CSS3 gives us the transform property, which allows us to easily position, stretch, scale, and rotate elements. Here's a list of the valid values (functions) for the transform property:
2D Transform Methods
||translate(10px, -20px) moves the element 10 pixels left and 20 pixels up from its original position; can use translateX or translateY for horizontal or vertical positioning
||rotate(20deg) rotates the element 20 degrees clockwise; negative values rotate counter-clockwise
||scale(2,3.5) stretches the element to be twice as wide and 3.5 times as tall; can also use scaleX or scaleY to specify horizontal or vertical scaling
||skew(10deg, 20deg) turns the element 10 degrees about the X axis and 20 degrees about the Y axis; can also use skewX or skewY to control X- and Y-axis skew
||matrix(0.75,0.5,-0.5,1.5,20,0) allows us to specify all of the above methods at once according to a square matrix - see the W3C website for more description of using the matrix function (but be sure to dig up a linear algebra textbook for reference!)
Browser support for transforms is catching up; newer versions of desktop and mobile browser support the property well. Vendor prefixes are recommended - we won't show the prefixes when discussing syntax but will use as appropriate in demos and exercises. Internet Explorer supports transform from version 9 (with -ms- prefix) and without the prefix in version 10.
We'll examine each of the various transform methods in the next example.
By default, the origin - the reference point for translations, rotations, scalings, and skewings - is the center of the element. We can change that via the transform-origin property. The property accepts values for the x-axis and y-axis of the origin, respectively, in percentage, absolute length, or keyword forms. Here are some examples:
- transform-origin: 20% 50%
- transform-origin: left top (possible x values are left, center, right; possible y values are top, center, bottom)
- transform-origin: 10px 50px

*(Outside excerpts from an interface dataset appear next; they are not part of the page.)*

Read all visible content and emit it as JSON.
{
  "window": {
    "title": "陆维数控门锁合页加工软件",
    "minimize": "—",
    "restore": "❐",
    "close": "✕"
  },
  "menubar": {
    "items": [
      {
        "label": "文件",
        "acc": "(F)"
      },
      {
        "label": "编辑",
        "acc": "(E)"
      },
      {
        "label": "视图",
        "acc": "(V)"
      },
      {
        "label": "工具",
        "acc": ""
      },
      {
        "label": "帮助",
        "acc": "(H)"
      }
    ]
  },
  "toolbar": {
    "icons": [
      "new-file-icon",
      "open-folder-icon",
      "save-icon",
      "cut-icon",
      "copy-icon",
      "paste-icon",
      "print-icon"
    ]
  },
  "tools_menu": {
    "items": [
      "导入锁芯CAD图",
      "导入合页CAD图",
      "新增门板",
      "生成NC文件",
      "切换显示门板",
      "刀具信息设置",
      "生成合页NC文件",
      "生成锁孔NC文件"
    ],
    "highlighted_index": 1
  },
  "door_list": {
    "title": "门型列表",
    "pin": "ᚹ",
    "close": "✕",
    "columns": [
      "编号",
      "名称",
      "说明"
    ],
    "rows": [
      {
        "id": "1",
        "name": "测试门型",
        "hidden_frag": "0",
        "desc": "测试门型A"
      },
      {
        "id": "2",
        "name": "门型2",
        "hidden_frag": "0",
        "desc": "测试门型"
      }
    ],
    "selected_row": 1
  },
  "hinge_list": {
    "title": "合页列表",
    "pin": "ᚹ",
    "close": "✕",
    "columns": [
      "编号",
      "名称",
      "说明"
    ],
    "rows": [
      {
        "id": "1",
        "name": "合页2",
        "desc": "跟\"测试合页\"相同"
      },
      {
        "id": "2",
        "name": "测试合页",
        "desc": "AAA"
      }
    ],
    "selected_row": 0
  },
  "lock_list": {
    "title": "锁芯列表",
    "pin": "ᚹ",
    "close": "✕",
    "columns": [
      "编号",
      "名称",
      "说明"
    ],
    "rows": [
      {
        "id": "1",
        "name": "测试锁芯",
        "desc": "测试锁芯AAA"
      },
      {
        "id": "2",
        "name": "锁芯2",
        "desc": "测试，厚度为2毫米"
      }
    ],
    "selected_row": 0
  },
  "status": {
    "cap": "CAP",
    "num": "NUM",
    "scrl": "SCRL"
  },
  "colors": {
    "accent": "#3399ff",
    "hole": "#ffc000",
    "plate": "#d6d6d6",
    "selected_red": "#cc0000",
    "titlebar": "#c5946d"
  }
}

In our work so far, we have only looked at two-dimensional transforms. CSS3 also gives us the power to transform elements in three dimensions, too, but those transforms are beyond the scope of this course.